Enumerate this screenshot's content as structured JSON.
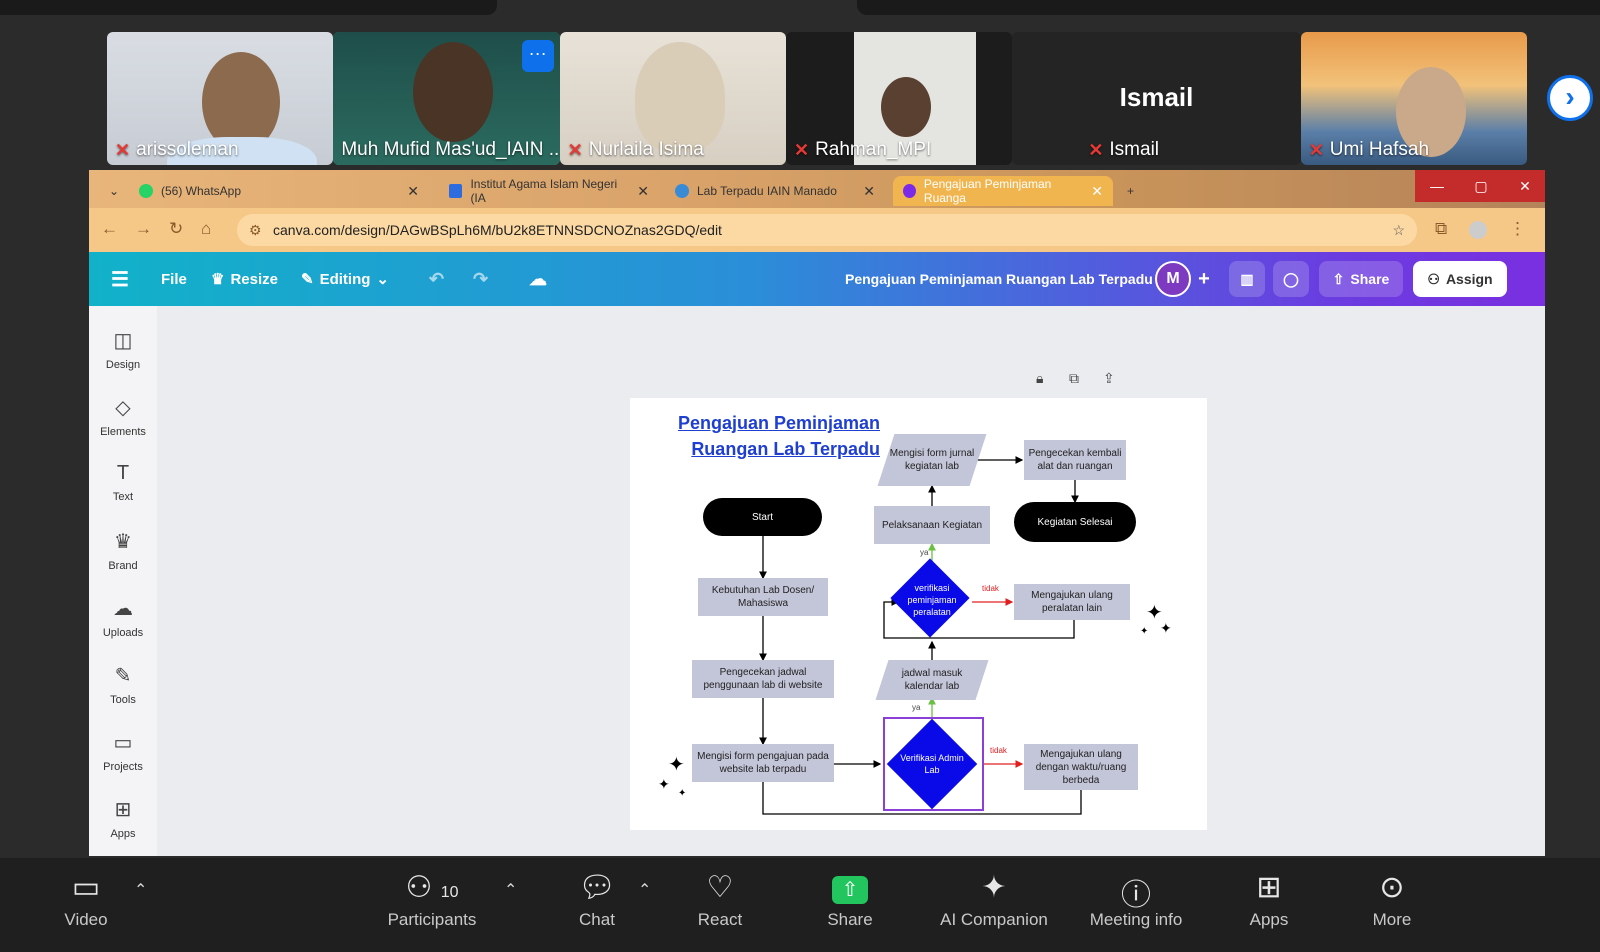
{
  "participants": [
    {
      "name": "arissoleman"
    },
    {
      "name": "Muh Mufid Mas'ud_IAIN ..."
    },
    {
      "name": "Nurlaila Isima"
    },
    {
      "name": "Rahman_MPI"
    },
    {
      "name": "Ismail",
      "display_name": "Ismail"
    },
    {
      "name": "Umi Hafsah"
    }
  ],
  "tile_more": "···",
  "next_icon": "›",
  "browser": {
    "tabs": [
      {
        "label": "(56) WhatsApp"
      },
      {
        "label": "Institut Agama Islam Negeri (IA"
      },
      {
        "label": "Lab Terpadu IAIN Manado"
      },
      {
        "label": "Pengajuan Peminjaman Ruanga"
      }
    ],
    "url": "canva.com/design/DAGwBSpLh6M/bU2k8ETNNSDCNOZnas2GDQ/edit"
  },
  "canva": {
    "file": "File",
    "resize": "Resize",
    "editing": "Editing",
    "doc_title": "Pengajuan Peminjaman Ruangan Lab Terpadu",
    "avatar": "M",
    "share": "Share",
    "assign": "Assign",
    "sidebar": [
      "Design",
      "Elements",
      "Text",
      "Brand",
      "Uploads",
      "Tools",
      "Projects",
      "Apps"
    ]
  },
  "flowchart": {
    "title_line1": "Pengajuan Peminjaman",
    "title_line2": "Ruangan Lab Terpadu",
    "start": "Start",
    "kebutuhan": "Kebutuhan Lab Dosen/ Mahasiswa",
    "pengecekan_jadwal": "Pengecekan jadwal penggunaan lab di website",
    "mengisi_form_pengajuan": "Mengisi form pengajuan pada website lab terpadu",
    "verifikasi_admin": "Verifikasi Admin Lab",
    "mengajukan_waktu": "Mengajukan ulang dengan waktu/ruang berbeda",
    "jadwal_masuk": "jadwal masuk kalendar lab",
    "verifikasi_peralatan": "verifikasi peminjaman peralatan",
    "mengajukan_peralatan": "Mengajukan ulang peralatan lain",
    "pelaksanaan": "Pelaksanaan Kegiatan",
    "mengisi_jurnal": "Mengisi form jurnal kegiatan lab",
    "pengecekan_kembali": "Pengecekan kembali alat dan ruangan",
    "selesai": "Kegiatan Selesai",
    "ya": "ya",
    "tidak": "tidak"
  },
  "zoom_toolbar": {
    "video": "Video",
    "participants": "Participants",
    "participant_count": "10",
    "chat": "Chat",
    "react": "React",
    "share": "Share",
    "ai": "AI Companion",
    "meeting_info": "Meeting info",
    "apps": "Apps",
    "more": "More"
  },
  "colors": {
    "share_green": "#22c55e",
    "zoom_blue": "#0e71eb",
    "diamond_blue": "#0a0ae8"
  }
}
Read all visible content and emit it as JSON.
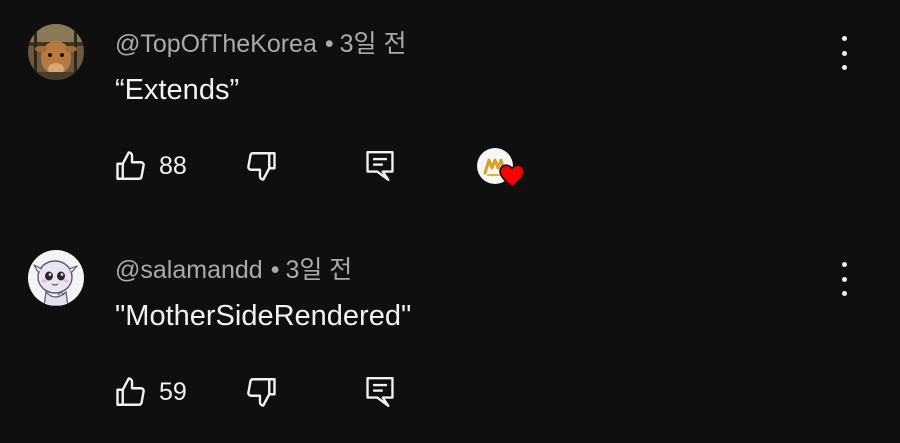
{
  "comments": [
    {
      "handle": "@TopOfTheKorea",
      "separator": "•",
      "time": "3일 전",
      "text": "“Extends”",
      "likes": "88",
      "avatar_icon": "cow-photo-avatar",
      "creator_hearted": true
    },
    {
      "handle": "@salamandd",
      "separator": "•",
      "time": "3일 전",
      "text": "\"MotherSideRendered\"",
      "likes": "59",
      "avatar_icon": "cartoon-character-avatar",
      "creator_hearted": false
    }
  ],
  "colors": {
    "background": "#0f0f0f",
    "text_primary": "#f1f1f1",
    "text_secondary": "#aaaaaa",
    "heart": "#ff0000",
    "creator_logo": "#d4a12a"
  }
}
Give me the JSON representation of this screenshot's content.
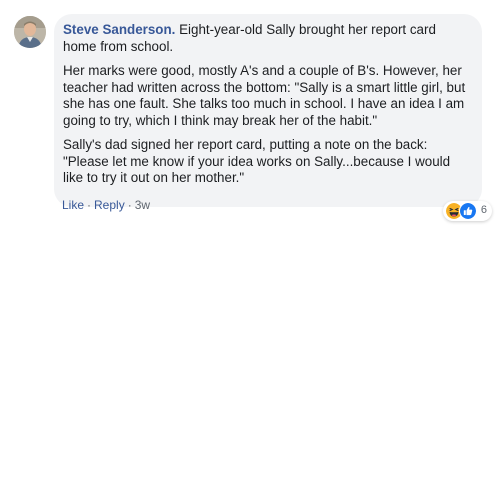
{
  "comment": {
    "author": "Steve Sanderson.",
    "paragraphs": [
      "Eight-year-old Sally brought her report card home from school.",
      "Her marks were good, mostly A's and a couple of B's. However, her teacher had written across the bottom: \"Sally is a smart little girl, but she has one fault. She talks too much in school. I have an idea I am going to try, which I think may break her of the habit.\"",
      "Sally's dad signed her report card, putting a note on the back: \"Please let me know if your idea works on Sally...because I would like to try it out on her mother.\""
    ],
    "reactions": {
      "icons": [
        "haha-icon",
        "like-icon"
      ],
      "count": "6"
    },
    "actions": {
      "like_label": "Like",
      "reply_label": "Reply",
      "separator": "·",
      "timestamp": "3w"
    }
  },
  "colors": {
    "author": "#385898",
    "bubble": "#f2f3f5",
    "text": "#1c1e21",
    "meta": "#606770",
    "like_blue": "#1877f2",
    "haha_yellow": "#f7b125"
  }
}
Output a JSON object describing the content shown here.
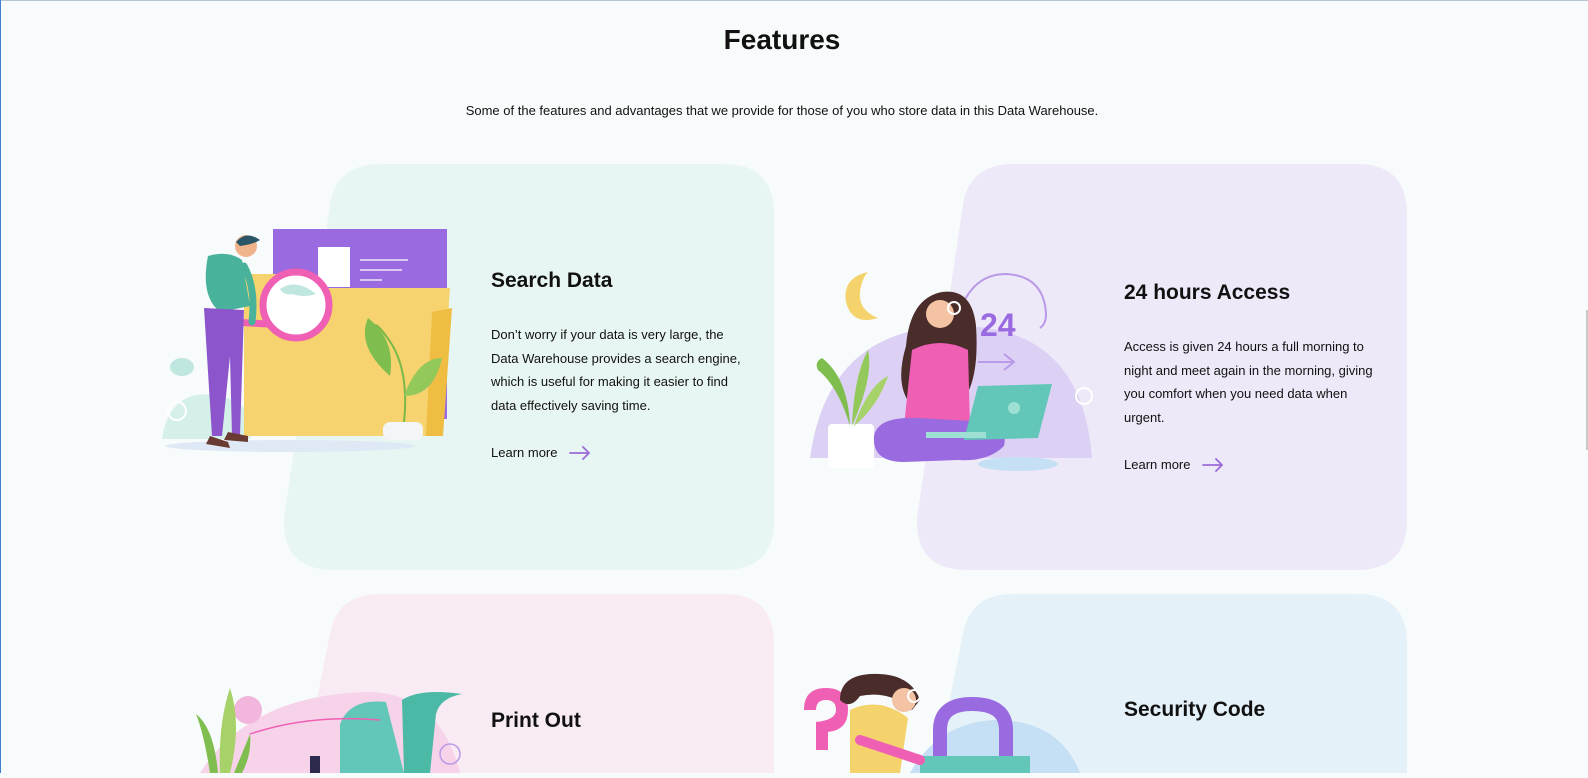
{
  "page": {
    "title": "Features",
    "subtitle": "Some of the features and advantages that we provide for those of you who store data in this Data Warehouse."
  },
  "colors": {
    "card_green": "#e8f6f3",
    "card_purple": "#eee9f8",
    "card_pink": "#f9ebf3",
    "card_blue": "#e4f1f8",
    "accent_purple": "#9b6ad8"
  },
  "features": [
    {
      "title": "Search Data",
      "description": "Don’t worry if your data is very large, the Data Warehouse provides a search engine, which is useful for making it easier to find data effectively saving time.",
      "link_label": "Learn more",
      "illustration": "man-with-magnifier-and-folder",
      "icon": "arrow-right-icon"
    },
    {
      "title": "24 hours Access",
      "description": "Access is given 24 hours a full morning to night and meet again in the morning, giving you comfort when you need data when urgent.",
      "link_label": "Learn more",
      "illustration": "woman-with-laptop-24",
      "icon": "arrow-right-icon",
      "badge": "24"
    },
    {
      "title": "Print Out",
      "illustration": "printer-with-paper"
    },
    {
      "title": "Security Code",
      "illustration": "woman-with-padlock"
    }
  ]
}
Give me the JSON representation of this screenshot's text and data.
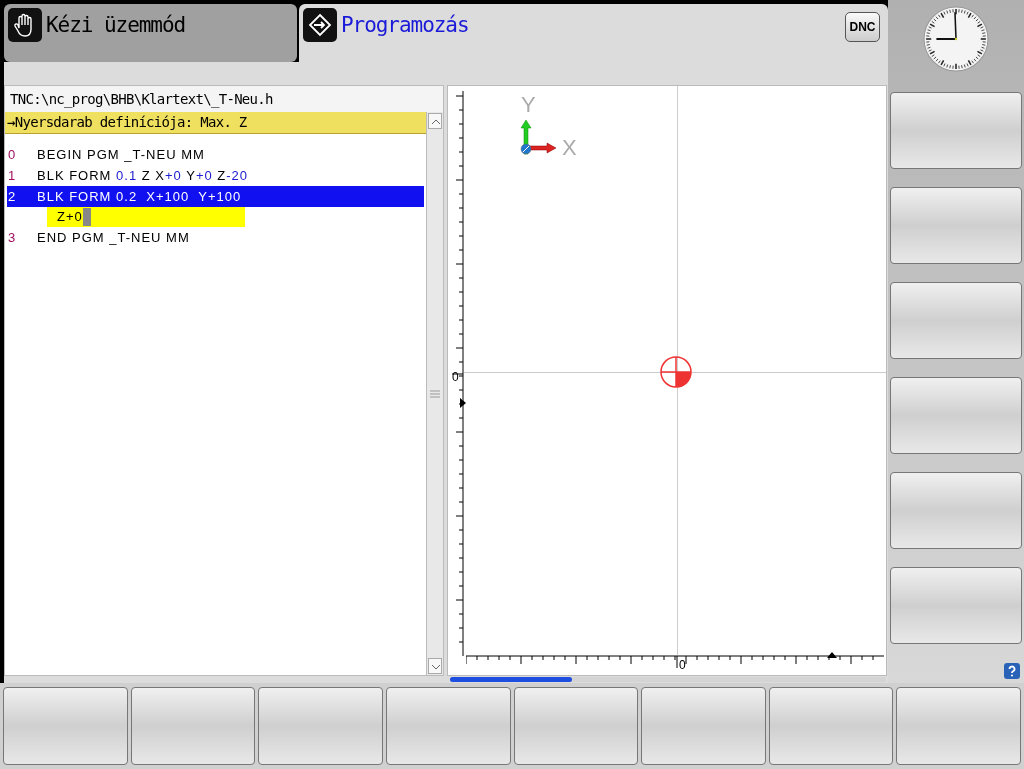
{
  "tabs": [
    {
      "label": "Kézi üzemmód",
      "selected": false,
      "kind": "hand"
    },
    {
      "label": "Programozás",
      "selected": true,
      "kind": "program"
    }
  ],
  "dnc_button": "DNC",
  "program": {
    "path": "TNC:\\nc_prog\\BHB\\Klartext\\_T-Neu.h",
    "prompt": "→Nyersdarab definíciója: Max. Z",
    "lines": [
      {
        "number": "0",
        "selected": false,
        "tokens": [
          {
            "text": "BEGIN PGM _T-NEU MM",
            "kind": "word"
          }
        ]
      },
      {
        "number": "1",
        "selected": false,
        "tokens": [
          {
            "text": "BLK FORM ",
            "kind": "word"
          },
          {
            "text": "0.1",
            "kind": "value"
          },
          {
            "text": " Z X",
            "kind": "word"
          },
          {
            "text": "+0",
            "kind": "value"
          },
          {
            "text": " Y",
            "kind": "word"
          },
          {
            "text": "+0",
            "kind": "value"
          },
          {
            "text": " Z",
            "kind": "word"
          },
          {
            "text": "-20",
            "kind": "value"
          }
        ]
      },
      {
        "number": "2",
        "selected": true,
        "tokens": [
          {
            "text": "BLK FORM 0.2  X+100  Y+100",
            "kind": "word"
          }
        ],
        "input": "Z+0"
      },
      {
        "number": "3",
        "selected": false,
        "tokens": [
          {
            "text": "END PGM _T-NEU MM",
            "kind": "word"
          }
        ]
      }
    ]
  },
  "softkey_page_indicator": {
    "level": 0.28
  },
  "graphic": {
    "y_axis_label": "Y",
    "x_axis_label": "X",
    "left_ruler_zero": "0",
    "bottom_ruler_zero": "0"
  }
}
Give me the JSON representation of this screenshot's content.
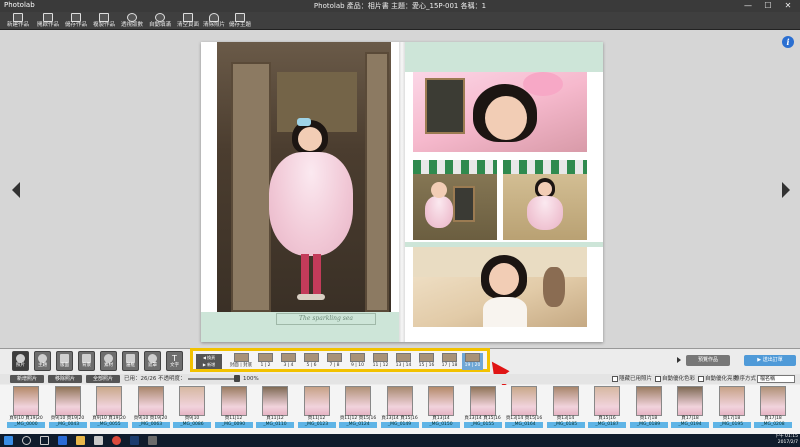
{
  "window": {
    "app_logo": "Photolab",
    "title": "Photolab    產品：相片書  主題：愛心_15P-001  各稱：1",
    "min": "—",
    "max": "☐",
    "close": "✕"
  },
  "toolbar": {
    "items": [
      {
        "label": "新建作品"
      },
      {
        "label": "開啟作品"
      },
      {
        "label": "儲存作品"
      },
      {
        "label": "複製作品"
      },
      {
        "label": "透視版數"
      },
      {
        "label": "自動填滿"
      },
      {
        "label": "清空頁面"
      },
      {
        "label": "清除照片"
      },
      {
        "label": "儲存主題"
      }
    ]
  },
  "album": {
    "caption": "The sparkling sea"
  },
  "side_tabs": [
    {
      "label": "照片"
    },
    {
      "label": "主題"
    },
    {
      "label": "版面"
    },
    {
      "label": "背景"
    },
    {
      "label": "素材"
    },
    {
      "label": "邊框"
    },
    {
      "label": "遮罩"
    },
    {
      "label": "文字"
    }
  ],
  "spread_strip": {
    "control_top": "◀ 換頁",
    "control_bottom": "▶ 新增",
    "items": [
      {
        "label": "封面 | 封底"
      },
      {
        "label": "1 | 2"
      },
      {
        "label": "3 | 4"
      },
      {
        "label": "5 | 6"
      },
      {
        "label": "7 | 8"
      },
      {
        "label": "9 | 10"
      },
      {
        "label": "11 | 12"
      },
      {
        "label": "13 | 14"
      },
      {
        "label": "15 | 16"
      },
      {
        "label": "17 | 18"
      },
      {
        "label": "19 | 20"
      }
    ]
  },
  "right_controls": {
    "preview_label": "預覽作品",
    "order_label": "▶ 送出訂單"
  },
  "filter_row": {
    "btn_add": "新增照片",
    "btn_remove": "移除照片",
    "btn_sort": "全部照片",
    "used_count": "已用：26/26",
    "opacity_label": "不透明度：",
    "opacity_value": "100%",
    "hide_used": "隱藏已用照片",
    "auto_color": "自動優化色彩",
    "auto_bright": "自動優化亮度",
    "sort_label": "排序方式",
    "sort_value": "檔名稱"
  },
  "photos": [
    {
      "usage": "頁9|10 頁19|20",
      "name": "_MG_0000"
    },
    {
      "usage": "頁9|10 頁19|20",
      "name": "_MG_0043"
    },
    {
      "usage": "頁9|10 頁19|20",
      "name": "_MG_0055"
    },
    {
      "usage": "頁9|10 頁19|20",
      "name": "_MG_0063"
    },
    {
      "usage": "頁9|10",
      "name": "_MG_0086"
    },
    {
      "usage": "頁11|12",
      "name": "_MG_0090"
    },
    {
      "usage": "頁11|12",
      "name": "_MG_0110"
    },
    {
      "usage": "頁11|12",
      "name": "_MG_0123"
    },
    {
      "usage": "頁11|12 頁15|16",
      "name": "_MG_0124"
    },
    {
      "usage": "頁13|14 頁15|16",
      "name": "_MG_0149"
    },
    {
      "usage": "頁13|14",
      "name": "_MG_0150"
    },
    {
      "usage": "頁13|14 頁15|16",
      "name": "_MG_0155"
    },
    {
      "usage": "頁13|14 頁15|16",
      "name": "_MG_0164"
    },
    {
      "usage": "頁13|14",
      "name": "_MG_0185"
    },
    {
      "usage": "頁15|16",
      "name": "_MG_0187"
    },
    {
      "usage": "頁17|18",
      "name": "_MG_0189"
    },
    {
      "usage": "頁17|18",
      "name": "_MG_0194"
    },
    {
      "usage": "頁17|18",
      "name": "_MG_0195"
    },
    {
      "usage": "頁17|18",
      "name": "_MG_0208"
    }
  ],
  "taskbar": {
    "time": "下午 01:15",
    "date": "2017/2/7"
  }
}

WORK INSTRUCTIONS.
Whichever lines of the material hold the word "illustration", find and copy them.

SOLUTION FOR THIS TASK.
      "illustration": "man-with-magnifier-and-folder",
      "illustration": "woman-with-laptop-24",
      "illustration": "printer-with-paper"
      "illustration": "woman-with-padlock"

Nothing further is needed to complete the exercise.